TM: We are mostly customer facing, we have customers whether they be homeowners who want to redo their garage, whether they be business owners who want to apply for a low interest loan or whether it be our partners that want to help us create new business here in cleveland, that's how you communicate today, that's how you communicated in 1995, but it's how you communicate even more today.
MW: Business and political leaders say more needs to be done to expand the region's manufacturing base into the so-called "high-tech economy."
Jim Cookinham of NEOSA says Mayor Jane Campbell wants to help, and has gotten a good start by admitting there's a problem and agreeing to accept help in the form of the adopaputer program.
JC: It's a real shift from where it's been before, and in fact you know having the city of cleveland update their web site, update their processes makes a statement about northeast ohio being high tech. So we think it's an important kind of stamp on the region to have the city adopt these technologies, so were excited about it.
MW: Adoptaputer will allow the people who donate to have their name or their company etched on the machines. City officials aren't optimistic they'll be swamped with gifts, but they say even if only one new computer is donated than it will be one more than they had before.
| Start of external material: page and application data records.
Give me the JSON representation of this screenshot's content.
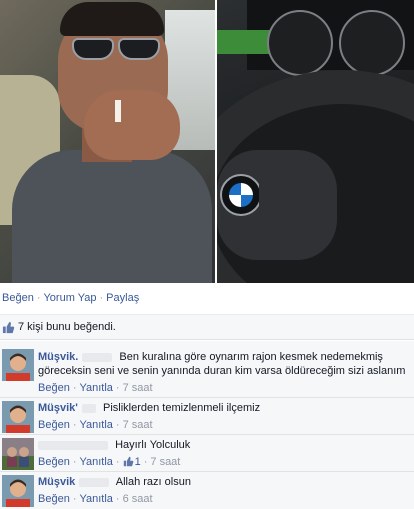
{
  "actions": {
    "like": "Beğen",
    "comment": "Yorum Yap",
    "share": "Paylaş",
    "separator": "·"
  },
  "likes_summary": "7 kişi bunu beğendi.",
  "comments": [
    {
      "name": "Müşvik",
      "name_dot": ".",
      "text": "Ben kuralına göre oynarım rajon kesmek nedemekmiş göreceksin seni ve senin yanında duran kim varsa öldüreceğim sizi aslanım",
      "like": "Beğen",
      "reply": "Yanıtla",
      "time": "7 saat"
    },
    {
      "name": "Müşvik",
      "name_dot": "'",
      "text": "Pisliklerden temizlenmeli ilçemiz",
      "like": "Beğen",
      "reply": "Yanıtla",
      "time": "7 saat"
    },
    {
      "name": "",
      "name_dot": "",
      "text": "Hayırlı Yolculuk",
      "like": "Beğen",
      "reply": "Yanıtla",
      "like_count": "1",
      "time": "7 saat"
    },
    {
      "name": "Müşvik",
      "name_dot": "",
      "text": "Allah razı olsun",
      "like": "Beğen",
      "reply": "Yanıtla",
      "time": "6 saat"
    }
  ],
  "colors": {
    "link": "#3b5998",
    "meta": "#9197a3",
    "panel": "#f6f7f9"
  },
  "photo_logo_text": "BMW"
}
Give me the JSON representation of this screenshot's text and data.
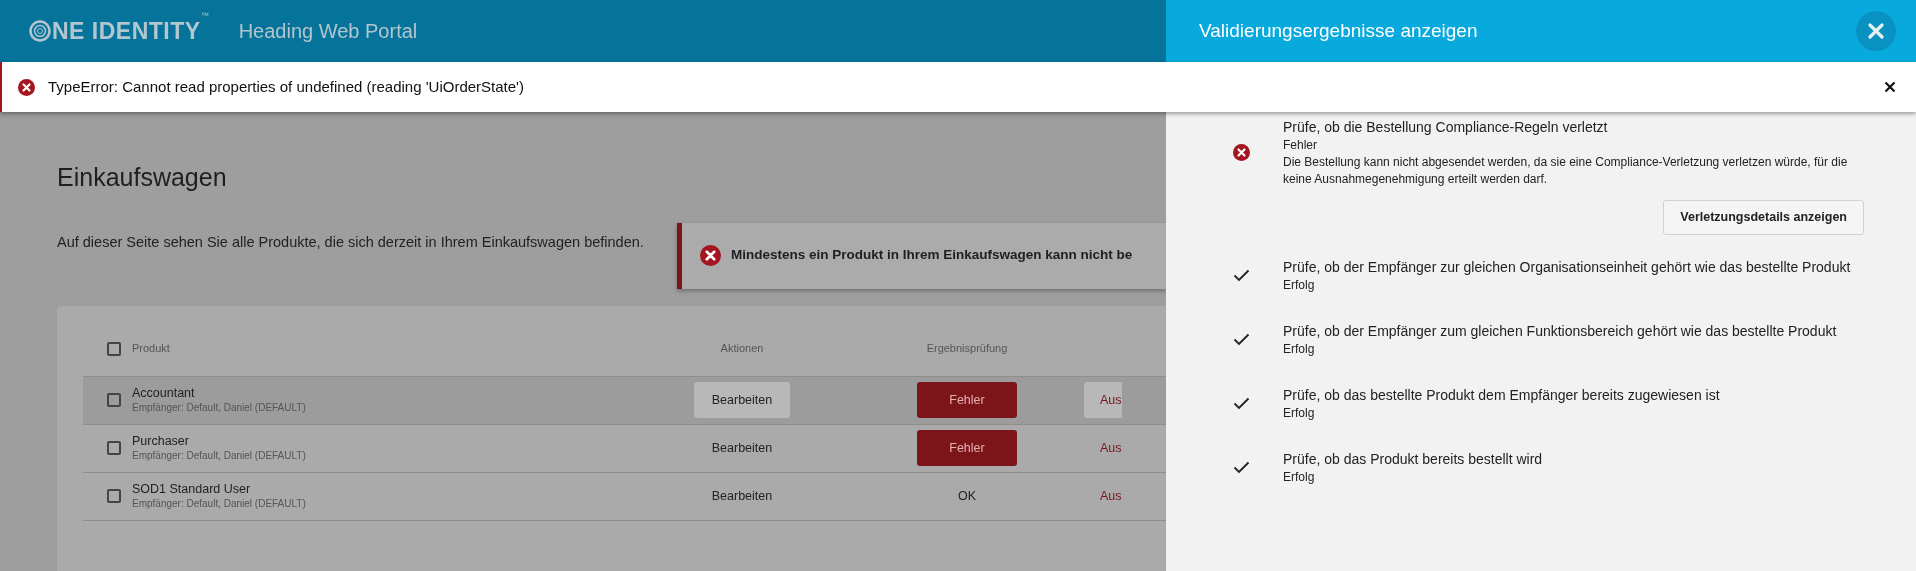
{
  "header": {
    "logo_text": "NE IDENTITY",
    "trademark": "™",
    "title": "Heading Web Portal"
  },
  "error_banner": {
    "message": "TypeError: Cannot read properties of undefined (reading 'UiOrderState')"
  },
  "page": {
    "title": "Einkaufswagen",
    "description": "Auf dieser Seite sehen Sie alle Produkte, die sich derzeit in Ihrem Einkaufswagen befinden.",
    "alert": "Mindestens ein Produkt in Ihrem Einkaufswagen kann nicht be"
  },
  "table": {
    "columns": [
      "Produkt",
      "Aktionen",
      "Ergebnisprüfung"
    ],
    "all_checked": false,
    "rows": [
      {
        "product": "Accountant",
        "recipient": "Empfänger: Default, Daniel (DEFAULT)",
        "checked": false,
        "hovered": true,
        "action": "Bearbeiten",
        "result": "Fehler",
        "kind": "error",
        "column_4": "Aus"
      },
      {
        "product": "Purchaser",
        "recipient": "Empfänger: Default, Daniel (DEFAULT)",
        "checked": false,
        "hovered": false,
        "action": "Bearbeiten",
        "result": "Fehler",
        "kind": "error",
        "column_4": "Aus"
      },
      {
        "product": "SOD1 Standard User",
        "recipient": "Empfänger: Default, Daniel (DEFAULT)",
        "checked": false,
        "hovered": false,
        "action": "Bearbeiten",
        "result": "OK",
        "kind": "ok",
        "column_4": "Aus"
      }
    ]
  },
  "panel": {
    "title": "Validierungsergebnisse anzeigen",
    "checks": [
      {
        "kind": "error",
        "title": "Prüfe, ob die Bestellung Compliance-Regeln verletzt",
        "status": "Fehler",
        "message": "Die Bestellung kann nicht abgesendet werden, da sie eine Compliance-Verletzung verletzen würde, für die keine Ausnahmegenehmigung erteilt werden darf.",
        "button": "Verletzungsdetails anzeigen"
      },
      {
        "kind": "success",
        "title": "Prüfe, ob der Empfänger zur gleichen Organisationseinheit gehört wie das bestellte Produkt",
        "status": "Erfolg"
      },
      {
        "kind": "success",
        "title": "Prüfe, ob der Empfänger zum gleichen Funktionsbereich gehört wie das bestellte Produkt",
        "status": "Erfolg"
      },
      {
        "kind": "success",
        "title": "Prüfe, ob das bestellte Produkt dem Empfänger bereits zugewiesen ist",
        "status": "Erfolg"
      },
      {
        "kind": "success",
        "title": "Prüfe, ob das Produkt bereits bestellt wird",
        "status": "Erfolg"
      }
    ]
  }
}
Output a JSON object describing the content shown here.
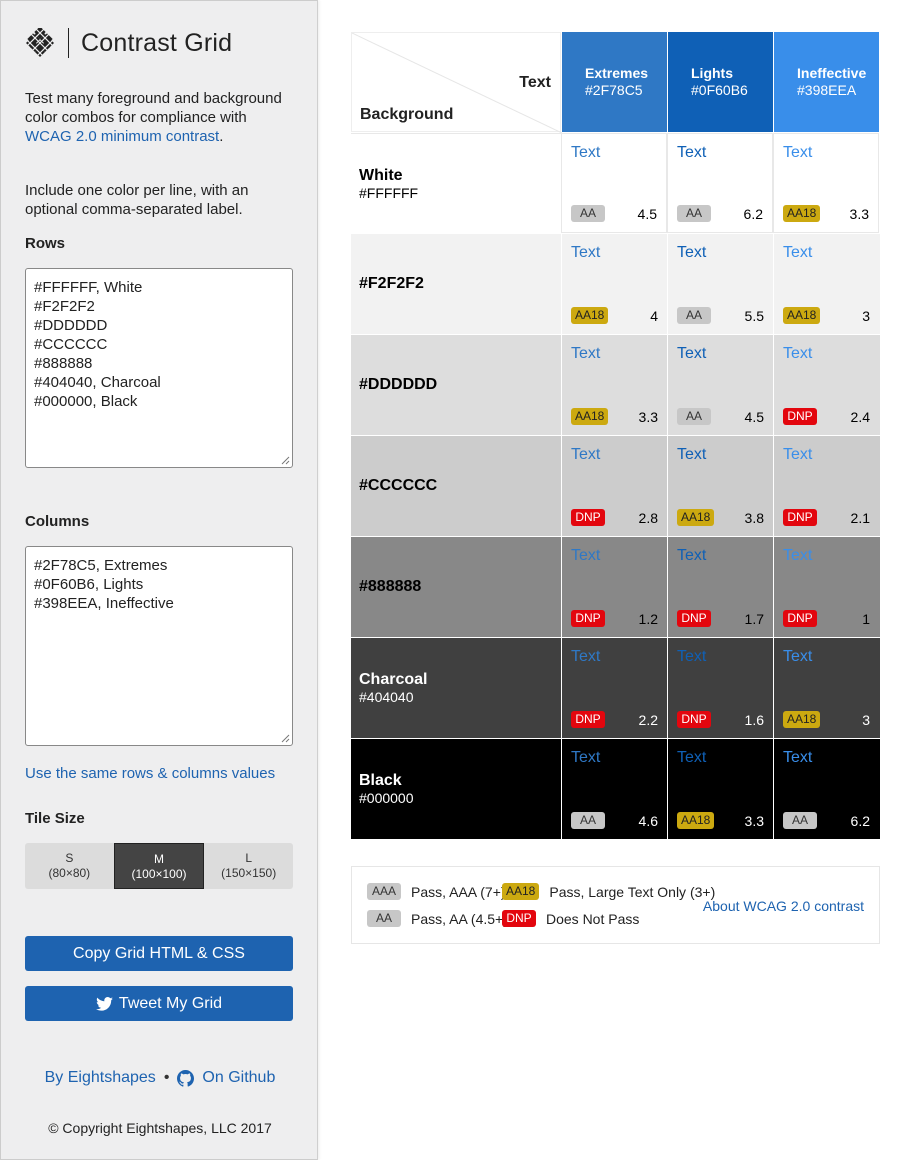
{
  "app": {
    "title": "Contrast Grid",
    "intro_prefix": "Test many foreground and background color combos for compliance with ",
    "intro_link": "WCAG 2.0 minimum contrast",
    "intro_suffix": ".",
    "intro2": "Include one color per line, with an optional comma-separated label."
  },
  "rows_input": {
    "label": "Rows",
    "value": "#FFFFFF, White\n#F2F2F2\n#DDDDDD\n#CCCCCC\n#888888\n#404040, Charcoal\n#000000, Black"
  },
  "columns_input": {
    "label": "Columns",
    "value": "#2F78C5, Extremes\n#0F60B6, Lights\n#398EEA, Ineffective"
  },
  "same_values_link": "Use the same rows & columns values",
  "tile_size": {
    "label": "Tile Size",
    "options": [
      {
        "name": "S",
        "dims": "(80×80)",
        "selected": false
      },
      {
        "name": "M",
        "dims": "(100×100)",
        "selected": true
      },
      {
        "name": "L",
        "dims": "(150×150)",
        "selected": false
      }
    ]
  },
  "buttons": {
    "copy": "Copy Grid HTML & CSS",
    "tweet": "Tweet My Grid"
  },
  "footer": {
    "by": "By Eightshapes",
    "github": "On Github",
    "copyright": "© Copyright Eightshapes, LLC 2017"
  },
  "grid": {
    "corner_text": "Text",
    "corner_bg": "Background",
    "sample_text": "Text",
    "columns": [
      {
        "name": "Extremes",
        "hex": "#2F78C5"
      },
      {
        "name": "Lights",
        "hex": "#0F60B6"
      },
      {
        "name": "Ineffective",
        "hex": "#398EEA"
      }
    ],
    "rows": [
      {
        "name": "White",
        "hex": "#FFFFFF",
        "fg": "#000000",
        "cells": [
          {
            "badge": "AA",
            "ratio": "4.5"
          },
          {
            "badge": "AA",
            "ratio": "6.2"
          },
          {
            "badge": "AA18",
            "ratio": "3.3"
          }
        ]
      },
      {
        "name": "",
        "hex": "#F2F2F2",
        "fg": "#000000",
        "cells": [
          {
            "badge": "AA18",
            "ratio": "4"
          },
          {
            "badge": "AA",
            "ratio": "5.5"
          },
          {
            "badge": "AA18",
            "ratio": "3"
          }
        ]
      },
      {
        "name": "",
        "hex": "#DDDDDD",
        "fg": "#000000",
        "cells": [
          {
            "badge": "AA18",
            "ratio": "3.3"
          },
          {
            "badge": "AA",
            "ratio": "4.5"
          },
          {
            "badge": "DNP",
            "ratio": "2.4"
          }
        ]
      },
      {
        "name": "",
        "hex": "#CCCCCC",
        "fg": "#000000",
        "cells": [
          {
            "badge": "DNP",
            "ratio": "2.8"
          },
          {
            "badge": "AA18",
            "ratio": "3.8"
          },
          {
            "badge": "DNP",
            "ratio": "2.1"
          }
        ]
      },
      {
        "name": "",
        "hex": "#888888",
        "fg": "#000000",
        "cells": [
          {
            "badge": "DNP",
            "ratio": "1.2"
          },
          {
            "badge": "DNP",
            "ratio": "1.7"
          },
          {
            "badge": "DNP",
            "ratio": "1"
          }
        ]
      },
      {
        "name": "Charcoal",
        "hex": "#404040",
        "fg": "#FFFFFF",
        "cells": [
          {
            "badge": "DNP",
            "ratio": "2.2"
          },
          {
            "badge": "DNP",
            "ratio": "1.6"
          },
          {
            "badge": "AA18",
            "ratio": "3"
          }
        ]
      },
      {
        "name": "Black",
        "hex": "#000000",
        "fg": "#FFFFFF",
        "cells": [
          {
            "badge": "AA",
            "ratio": "4.6"
          },
          {
            "badge": "AA18",
            "ratio": "3.3"
          },
          {
            "badge": "AA",
            "ratio": "6.2"
          }
        ]
      }
    ]
  },
  "legend": {
    "items": [
      {
        "badge": "AAA",
        "text": "Pass, AAA (7+)"
      },
      {
        "badge": "AA18",
        "text": "Pass, Large Text Only (3+)"
      },
      {
        "badge": "AA",
        "text": "Pass, AA (4.5+)"
      },
      {
        "badge": "DNP",
        "text": "Does Not Pass"
      }
    ],
    "about": "About WCAG 2.0 contrast"
  },
  "colors": {
    "accent": "#1E63B0",
    "badge_aa": "#C7C7C7",
    "badge_aa18": "#CCA910",
    "badge_dnp": "#E3060E",
    "header_extremes": "#2F78C5",
    "header_lights": "#0F60B6",
    "header_ineffective": "#398EEA"
  },
  "icons": [
    "logo-icon",
    "twitter-icon",
    "github-icon"
  ]
}
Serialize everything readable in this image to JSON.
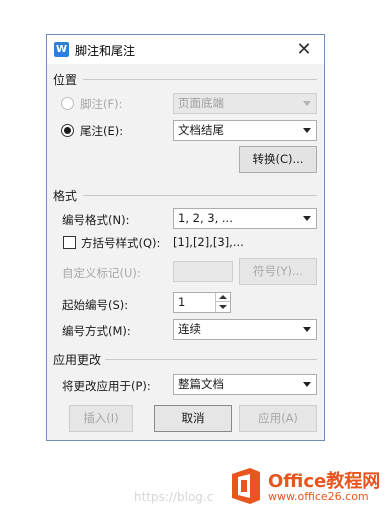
{
  "dialog": {
    "app_icon_letter": "W",
    "title": "脚注和尾注",
    "close_symbol": "✕"
  },
  "location": {
    "heading": "位置",
    "footnote": {
      "label": "脚注(F):",
      "selected": false,
      "enabled": false,
      "value": "页面底端"
    },
    "endnote": {
      "label": "尾注(E):",
      "selected": true,
      "enabled": true,
      "value": "文档结尾"
    },
    "convert_button": "转换(C)..."
  },
  "format": {
    "heading": "格式",
    "number_format": {
      "label": "编号格式(N):",
      "value": "1, 2, 3, ..."
    },
    "bracket_style": {
      "label": "方括号样式(Q):",
      "checked": false,
      "example": "[1],[2],[3],..."
    },
    "custom_mark": {
      "label": "自定义标记(U):",
      "value": "",
      "enabled": false
    },
    "symbol_button": "符号(Y)...",
    "start_at": {
      "label": "起始编号(S):",
      "value": "1"
    },
    "numbering": {
      "label": "编号方式(M):",
      "value": "连续"
    }
  },
  "apply": {
    "heading": "应用更改",
    "apply_to": {
      "label": "将更改应用于(P):",
      "value": "整篇文档"
    }
  },
  "buttons": {
    "insert": "插入(I)",
    "cancel": "取消",
    "apply": "应用(A)"
  },
  "watermark": {
    "url": "https://blog.c",
    "brand": "Office教程网",
    "site": "www.office26.com"
  }
}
The city is also moving forward in their efforts to create a network between various departments. Fiber optic cable has been installed between nearly a dozen city office buildings. In Cleveland, Mike West, 90.3 WCPN News.